Black Rattan, steam beant table base by Derek Hennigar
Confessions of a shameless chair nerd. I am a 4th generation chair caner, an archivist, and an ambassador of the craft of Chair Caning & Seat Weaving. I have woven thousands of chairs with stories to tell. They are personal and functional, a snapshot in time and of the people who use them. I made it my mission to cull obscure information (from paintings, mentions in decorative arts case studies, images in books and on tv) and incorporate this unofficial history into my weaving classes. From Mid-Century Scandinavia to Middle Kingdom Egypt, woven chairs’ fascinating history is often overlooked in a piece of furniture used every day.

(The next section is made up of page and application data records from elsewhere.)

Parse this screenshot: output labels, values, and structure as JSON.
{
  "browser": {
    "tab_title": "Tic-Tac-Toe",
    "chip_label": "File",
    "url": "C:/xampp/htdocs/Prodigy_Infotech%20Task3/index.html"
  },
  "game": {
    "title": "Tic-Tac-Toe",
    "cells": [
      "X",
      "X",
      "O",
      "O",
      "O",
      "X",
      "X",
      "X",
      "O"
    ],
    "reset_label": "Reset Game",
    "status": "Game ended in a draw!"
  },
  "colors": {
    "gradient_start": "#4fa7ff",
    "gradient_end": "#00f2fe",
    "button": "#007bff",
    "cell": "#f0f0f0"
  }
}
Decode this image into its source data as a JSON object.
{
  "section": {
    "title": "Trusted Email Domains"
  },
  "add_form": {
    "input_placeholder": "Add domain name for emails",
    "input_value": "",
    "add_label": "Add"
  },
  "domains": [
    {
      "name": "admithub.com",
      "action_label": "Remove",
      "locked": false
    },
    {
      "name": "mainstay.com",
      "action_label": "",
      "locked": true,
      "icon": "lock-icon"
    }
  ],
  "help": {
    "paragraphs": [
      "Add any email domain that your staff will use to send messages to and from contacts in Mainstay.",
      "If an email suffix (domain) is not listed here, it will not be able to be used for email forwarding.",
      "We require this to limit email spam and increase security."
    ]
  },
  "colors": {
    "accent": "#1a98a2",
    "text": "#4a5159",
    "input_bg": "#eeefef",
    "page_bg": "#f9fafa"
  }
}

Weaving Tradition in New Designs. An infinite variety of patterns, materials, shapes, and construction elements are represented in this traditional craft. A comprehensive education is a decades-long endeavor. Woven chairs are trending in a big way in the 21st century. People are hungry to make, learn, and innovate. This caned table base is the result of a collaboration with Derek Hennigar of Ordinary Furniture for the Inspiration exhibit at the Folk Art Center in Asheville, NC. I love that it is not a chair.
Made of steam bent laminate oak, I thought that dyed black rattan would look posh and break with tradition as Derek has done with his tables. The vertically oriented 6-way pattern reminds me of a corset, a throwback to history in a very contemporary design. I was challenged by the curves themselves and bridging of each side with a central panel. I am immensely gratified that the suspended pattern was executed without losing the integrity of the traditional 6-way pattern. I love how the four panels of cane are separate yet continuous. I want to see what other impossible shapes can be caned.
Silver River Center for Chair Caning is an Official Education Center of the Southern Highland Craft Guild. Brandy Clements & Dave Klingler created a chair caning museum and school to educate the masses and to show the diversity of the ancient and global craft. They attend conferences to learn the academic side of chair history and design and they travel across the US & UK to study in museums and with contemporary craftspeople. They demonstrate at galleries, museums, schools, conferences, and craft shows, as well as daily in their River Arts District studio. Classes are available online, in person at Silver River, and on location at esteemed venues like Arrowmont and John C. Campbell Folk School. They teach kids, adults, and unsuspecting strangers who find themselves in their presence.